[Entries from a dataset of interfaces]
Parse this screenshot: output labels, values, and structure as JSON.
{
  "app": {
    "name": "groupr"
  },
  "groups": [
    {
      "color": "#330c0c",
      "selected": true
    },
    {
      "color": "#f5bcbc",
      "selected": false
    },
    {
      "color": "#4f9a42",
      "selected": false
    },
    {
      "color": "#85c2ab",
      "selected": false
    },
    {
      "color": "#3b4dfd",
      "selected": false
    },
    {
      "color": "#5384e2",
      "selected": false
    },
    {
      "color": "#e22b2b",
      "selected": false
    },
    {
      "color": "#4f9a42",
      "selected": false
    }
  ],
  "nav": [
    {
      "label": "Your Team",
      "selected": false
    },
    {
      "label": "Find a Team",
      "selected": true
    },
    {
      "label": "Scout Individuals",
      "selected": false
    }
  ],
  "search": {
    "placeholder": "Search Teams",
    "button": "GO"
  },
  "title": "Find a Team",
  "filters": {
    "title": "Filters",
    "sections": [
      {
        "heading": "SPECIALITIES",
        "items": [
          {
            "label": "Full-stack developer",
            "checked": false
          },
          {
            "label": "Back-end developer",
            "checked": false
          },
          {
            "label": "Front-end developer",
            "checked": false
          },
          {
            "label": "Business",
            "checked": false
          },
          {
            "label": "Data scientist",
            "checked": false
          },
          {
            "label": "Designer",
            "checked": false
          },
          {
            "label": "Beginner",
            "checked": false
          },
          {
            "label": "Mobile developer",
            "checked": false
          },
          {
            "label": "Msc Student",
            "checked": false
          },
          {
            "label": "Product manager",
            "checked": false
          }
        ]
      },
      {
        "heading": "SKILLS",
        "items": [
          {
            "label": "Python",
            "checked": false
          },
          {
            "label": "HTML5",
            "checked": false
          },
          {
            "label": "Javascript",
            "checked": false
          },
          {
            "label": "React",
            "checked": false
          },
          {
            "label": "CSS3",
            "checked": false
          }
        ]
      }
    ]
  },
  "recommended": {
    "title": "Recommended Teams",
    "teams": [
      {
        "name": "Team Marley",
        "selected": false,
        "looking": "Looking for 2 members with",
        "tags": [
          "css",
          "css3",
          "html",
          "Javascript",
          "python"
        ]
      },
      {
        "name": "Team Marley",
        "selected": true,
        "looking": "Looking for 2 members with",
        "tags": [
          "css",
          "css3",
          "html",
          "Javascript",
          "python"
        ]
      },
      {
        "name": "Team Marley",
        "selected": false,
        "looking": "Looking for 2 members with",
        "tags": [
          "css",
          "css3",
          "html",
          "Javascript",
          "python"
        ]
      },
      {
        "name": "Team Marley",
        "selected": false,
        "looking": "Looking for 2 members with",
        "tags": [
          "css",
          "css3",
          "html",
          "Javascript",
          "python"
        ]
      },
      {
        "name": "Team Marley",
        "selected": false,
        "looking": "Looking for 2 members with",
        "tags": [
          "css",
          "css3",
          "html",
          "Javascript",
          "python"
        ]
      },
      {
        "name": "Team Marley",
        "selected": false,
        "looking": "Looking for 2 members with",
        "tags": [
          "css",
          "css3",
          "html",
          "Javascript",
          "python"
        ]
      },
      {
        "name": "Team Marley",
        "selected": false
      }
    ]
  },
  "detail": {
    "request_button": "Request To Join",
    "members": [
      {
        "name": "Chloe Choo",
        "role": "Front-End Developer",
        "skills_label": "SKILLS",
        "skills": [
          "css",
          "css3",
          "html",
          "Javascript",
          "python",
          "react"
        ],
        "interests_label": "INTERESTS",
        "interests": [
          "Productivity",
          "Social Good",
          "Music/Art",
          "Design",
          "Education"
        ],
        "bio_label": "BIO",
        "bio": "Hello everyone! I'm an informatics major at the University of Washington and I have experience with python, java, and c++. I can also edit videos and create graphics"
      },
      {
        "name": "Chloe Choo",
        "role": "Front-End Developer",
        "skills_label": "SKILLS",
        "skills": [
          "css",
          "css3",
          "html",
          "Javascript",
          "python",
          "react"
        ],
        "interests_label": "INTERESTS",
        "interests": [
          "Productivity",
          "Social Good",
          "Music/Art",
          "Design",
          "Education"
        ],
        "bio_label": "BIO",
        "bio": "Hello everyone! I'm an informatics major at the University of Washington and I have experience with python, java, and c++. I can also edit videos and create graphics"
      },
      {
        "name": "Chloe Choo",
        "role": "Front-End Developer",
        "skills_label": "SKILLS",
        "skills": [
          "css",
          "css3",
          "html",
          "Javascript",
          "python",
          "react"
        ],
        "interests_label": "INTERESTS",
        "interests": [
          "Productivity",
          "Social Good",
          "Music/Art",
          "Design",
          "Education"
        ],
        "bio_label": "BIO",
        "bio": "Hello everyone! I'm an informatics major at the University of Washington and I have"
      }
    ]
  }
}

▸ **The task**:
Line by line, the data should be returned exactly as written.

▸ **Problem solution**:
Parse this screenshot: output labels, values, and structure as JSON.
{
  "app": {
    "name": "groupr"
  },
  "groups": [
    {
      "color": "#330c0c",
      "selected": true
    },
    {
      "color": "#f5bcbc",
      "selected": false
    },
    {
      "color": "#4f9a42",
      "selected": false
    },
    {
      "color": "#85c2ab",
      "selected": false
    },
    {
      "color": "#3b4dfd",
      "selected": false
    },
    {
      "color": "#5384e2",
      "selected": false
    },
    {
      "color": "#e22b2b",
      "selected": false
    },
    {
      "color": "#4f9a42",
      "selected": false
    }
  ],
  "nav": [
    {
      "label": "Your Team",
      "selected": false
    },
    {
      "label": "Find a Team",
      "selected": true
    },
    {
      "label": "Scout Individuals",
      "selected": false
    }
  ],
  "search": {
    "placeholder": "Search Teams",
    "button": "GO"
  },
  "title": "Find a Team",
  "filters": {
    "title": "Filters",
    "sections": [
      {
        "heading": "SPECIALITIES",
        "items": [
          {
            "label": "Full-stack developer",
            "checked": false
          },
          {
            "label": "Back-end developer",
            "checked": false
          },
          {
            "label": "Front-end developer",
            "checked": false
          },
          {
            "label": "Business",
            "checked": false
          },
          {
            "label": "Data scientist",
            "checked": false
          },
          {
            "label": "Designer",
            "checked": false
          },
          {
            "label": "Beginner",
            "checked": false
          },
          {
            "label": "Mobile developer",
            "checked": false
          },
          {
            "label": "Msc Student",
            "checked": false
          },
          {
            "label": "Product manager",
            "checked": false
          }
        ]
      },
      {
        "heading": "SKILLS",
        "items": [
          {
            "label": "Python",
            "checked": false
          },
          {
            "label": "HTML5",
            "checked": false
          },
          {
            "label": "Javascript",
            "checked": false
          },
          {
            "label": "React",
            "checked": false
          },
          {
            "label": "CSS3",
            "checked": false
          }
        ]
      }
    ]
  },
  "recommended": {
    "title": "Recommended Teams",
    "teams": [
      {
        "name": "Team Marley",
        "selected": false,
        "looking": "Looking for 2 members with",
        "tags": [
          "css",
          "css3",
          "html",
          "Javascript",
          "python"
        ]
      },
      {
        "name": "Team Marley",
        "selected": true,
        "looking": "Looking for 2 members with",
        "tags": [
          "css",
          "css3",
          "html",
          "Javascript",
          "python"
        ]
      },
      {
        "name": "Team Marley",
        "selected": false,
        "looking": "Looking for 2 members with",
        "tags": [
          "css",
          "css3",
          "html",
          "Javascript",
          "python"
        ]
      },
      {
        "name": "Team Marley",
        "selected": false,
        "looking": "Looking for 2 members with",
        "tags": [
          "css",
          "css3",
          "html",
          "Javascript",
          "python"
        ]
      },
      {
        "name": "Team Marley",
        "selected": false,
        "looking": "Looking for 2 members with",
        "tags": [
          "css",
          "css3",
          "html",
          "Javascript",
          "python"
        ]
      },
      {
        "name": "Team Marley",
        "selected": false,
        "looking": "Looking for 2 members with",
        "tags": [
          "css",
          "css3",
          "html",
          "Javascript",
          "python"
        ]
      },
      {
        "name": "Team Marley",
        "selected": false
      }
    ]
  },
  "detail": {
    "request_button": "Request To Join",
    "members": [
      {
        "name": "Chloe Choo",
        "role": "Front-End Developer",
        "skills_label": "SKILLS",
        "skills": [
          "css",
          "css3",
          "html",
          "Javascript",
          "python",
          "react"
        ],
        "interests_label": "INTERESTS",
        "interests": [
          "Productivity",
          "Social Good",
          "Music/Art",
          "Design",
          "Education"
        ],
        "bio_label": "BIO",
        "bio": "Hello everyone! I'm an informatics major at the University of Washington and I have experience with python, java, and c++. I can also edit videos and create graphics"
      },
      {
        "name": "Chloe Choo",
        "role": "Front-End Developer",
        "skills_label": "SKILLS",
        "skills": [
          "css",
          "css3",
          "html",
          "Javascript",
          "python",
          "react"
        ],
        "interests_label": "INTERESTS",
        "interests": [
          "Productivity",
          "Social Good",
          "Music/Art",
          "Design",
          "Education"
        ],
        "bio_label": "BIO",
        "bio": "Hello everyone! I'm an informatics major at the University of Washington and I have experience with python, java, and c++. I can also edit videos and create graphics"
      },
      {
        "name": "Chloe Choo",
        "role": "Front-End Developer",
        "skills_label": "SKILLS",
        "skills": [
          "css",
          "css3",
          "html",
          "Javascript",
          "python",
          "react"
        ],
        "interests_label": "INTERESTS",
        "interests": [
          "Productivity",
          "Social Good",
          "Music/Art",
          "Design",
          "Education"
        ],
        "bio_label": "BIO",
        "bio": "Hello everyone! I'm an informatics major at the University of Washington and I have"
      }
    ]
  }
}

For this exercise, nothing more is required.